The first thing we can do is to turn the powers with the exponents negative one into fractions. So 𝑥 to the negative one becomes one over 𝑥. And three to the negative one becomes one over three, or a third. And in the same step, we can factor the denominator which we recognize as a difference of two squares. We have fractions in our fractions. And we can get rid of them by multiplying both numerator and denominator by three 𝑥. The denominator is easy because it’s factored. We just stick the three 𝑥 in front with the numerator we have, three 𝑥 times one over 𝑥, which is three, minus three 𝑥 times a third, which is 𝑥.

Now, if we pull out a factor of negative one from the numerator, we get negative one times 𝑥 minus three. And writing the numerator in this way allows us to see a common factor which we cancel. Having cancelled the common factor of 𝑥 minus three in the numerator and denominator, we’re hopeful that directly substituting in 𝑥 equals three will give us something which is defined, and not the indeterminate form zero over zero.

Let’s try it. We substitute three for 𝑥. Doing so, we get negative one over three times three times three plus three, which is negative one over 54. If we define the function 𝑔 by the rule 𝑔 of 𝑥 equals 𝑥 to the negative one minus three to the negative one over 𝑥 squared minus three squared, then 𝑔 is not continuous at 𝑥 equals three. This is because the function 𝑔 is not defined for an input of three. Trying to evaluate 𝑔 of three using the rule gives the indeterminate form zero over zero.

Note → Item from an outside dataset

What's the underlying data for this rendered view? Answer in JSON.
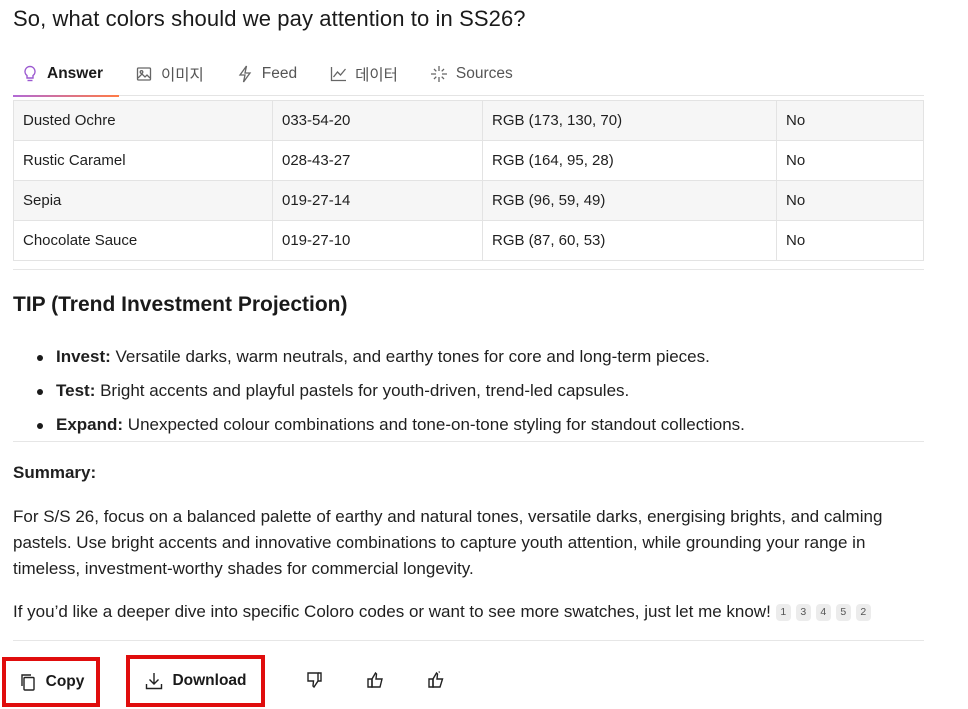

But we’ve seen that we can define the function 𝑓, where 𝑓 of 𝑥 is just 𝑔 of 𝑥, if 𝑥 is not equal to three and 𝑓 of 𝑥 is negative one over 54, if 𝑥 equals three. And this function is continuous at 𝑥 equals three. By defining 𝑓 of 𝑥 to be negative one over 54 when 𝑥 is three, we managed to patch up the discontinuity in 𝑔. When we can do this, we say that the discontinuity is removable. And so we see that 𝑔 has a removable discontinuity at 𝑥 equals three.